After the invasion of the Mughals in the 13th century and the near-total destruction of Rey, one of Iran's major cities from the 10th to the 18th century, Tehran began to transform itself. Originally a small village, it gradually became a prosperous town.
It is from the Safavid era that we can trace the development of Tehran. It is the Safavid Shah TahmaspI who gives importance to this village by choosing it as the headquarters of the army. In this way, Tehran changes its face and is gradually transformed into a military and political city. Then, the construction of a large mosque and facilities for civilians attracts new inhabitants and the social aspect of the country also changes to become more and more popular and urban. Three dynasties later, Agha Mohammad Khan Qajar takes the power and founds the Qajar dynasty in 1794, after having eliminated the last representative of the Zand dynasty, Lotf Ali Khan Zand. A year later, in 1795, he chose Tehran as the new capital of the kingdom. As Tehran is at the crossroads of the east-west national road that stretches at the foot of the Alborz mountains and the paths that lead to the "oases of central Iran and the basins of Fars". It has a strategic value, especially at a time when Russia is threatening the country.
Tehran gained even more momentum under the reign of Fath Ali Shah Qadjar, but it was during the fifty years of Nassereddin Shah's rule that the city prospered the most, especially thanks to the efforts of the modernist Chancellor Amir Kabir. This chancellor is notably the founder of the Dar-ol-Fonoun academy in 1849. This first modern academy was founded on the model of the Polytechnic School and several disciplines were taught according to the achievements of modern science and pedagogy. It was also in 1849 that Amir Kabir built the first modern Iranian public hospital, called Marizkhaneh.
During the Qajar period, the notion of capital is linked to that of international relations . It is therefore defined as an open door abroad or even better, as the door of the West. Tehran was in 1907 a commercial hub to Russia, Istanbul and Europe
With the seizure of power by Reza Khan and the appearance of the Pahlavi dynasty, Tehran strongly grows following the establishment of a modern national state by Reza Shah. The latter, influenced by the modernity of Western countries, wants not only a modern capital, but also a modern and prosperous country. This is why he is ordering numerous projects including the construction of factories, railway stations and airports at Dooshan Tappeh and Ghaleh Morghi and the University of Tehran. This era is then considered as that of the modernization of Tehran.

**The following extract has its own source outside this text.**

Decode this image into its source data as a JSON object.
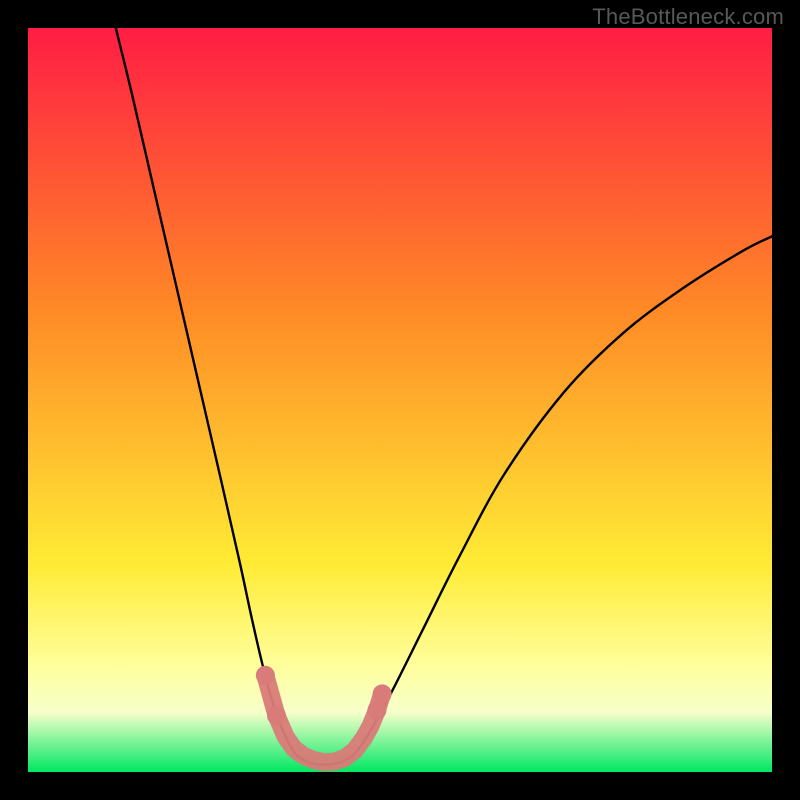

In one hundred years, this city has undergone intense changes, the most remarkable of which is perhaps its demographic evolution and "this new demographic dimension only gives more weight to the essential function of this city as bridge of modernity".
According to some sociologists, the Islamic Revolution provoked the desecration of Tehran. Thus, the crisis of this city would have been triggered "by the disappearance of the top of the social pyramid" or by the impossibility to develop on "the vertical axis of the social promotion". The absence of a policy of public facilities, particularly transport, as well as long-term urban planning, would have made Teheran lose "its identity and its dynamic of social promotion".